Lead and cadmium exposure from contaminated soil among residents of a farm area near an industrial site
Sommaire de l'article

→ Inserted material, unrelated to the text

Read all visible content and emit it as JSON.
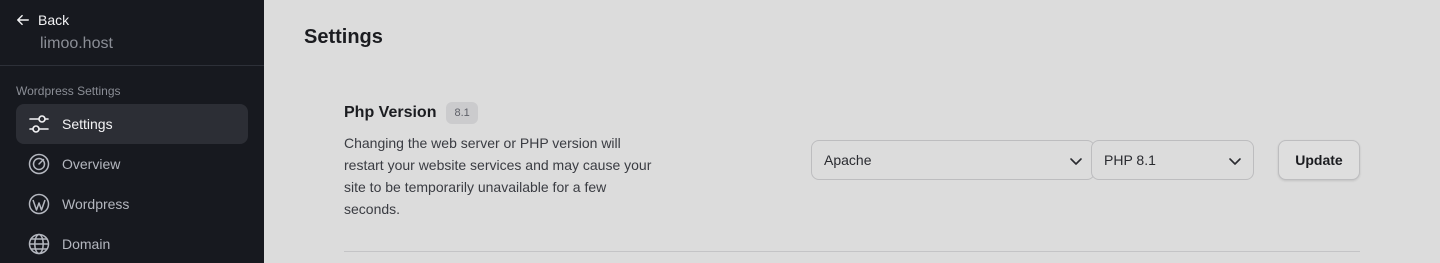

In this study, the authors determined the degree of lead and cadmium exposure in a population that resided in an area with contaminated soil. The extent of exposure from soil pollution was also assessed. Lead and cadmium concentrations in blood of children and adults who resided in the contaminated area were measured, and cadmium concentration in urine of adults was also determined, An adult control group was recruited from a nonpolluted area. The mean blood lead level in adults who resided in the polluted area was 9.8 µg/dl, compared with a mean level of 6.8 µg/dl in controls (p =.004). Urinary cadmium levels were well below the level associated with onset of symptoms, but the differences between levels in residents of the contaminated area (0.54 µg/gm creatinine) and levels in the controls (0.37 µg/gm creatinine) indicated that life-long cadmium exposure had been higher among the residents of the contaminated area (p=.086). The mean blood lead level and mean blood cadmium level in children were 5.2 µg/dl (maximum = 7.90 µg/dl)and 0.10 µg/l, respectively. Lead in soil accounted in large part for the differences in blood lead levels in children; however, blood cadmium levels were not associated with soil cadmium levels, but, rather, with consumption of home-grown vegetables.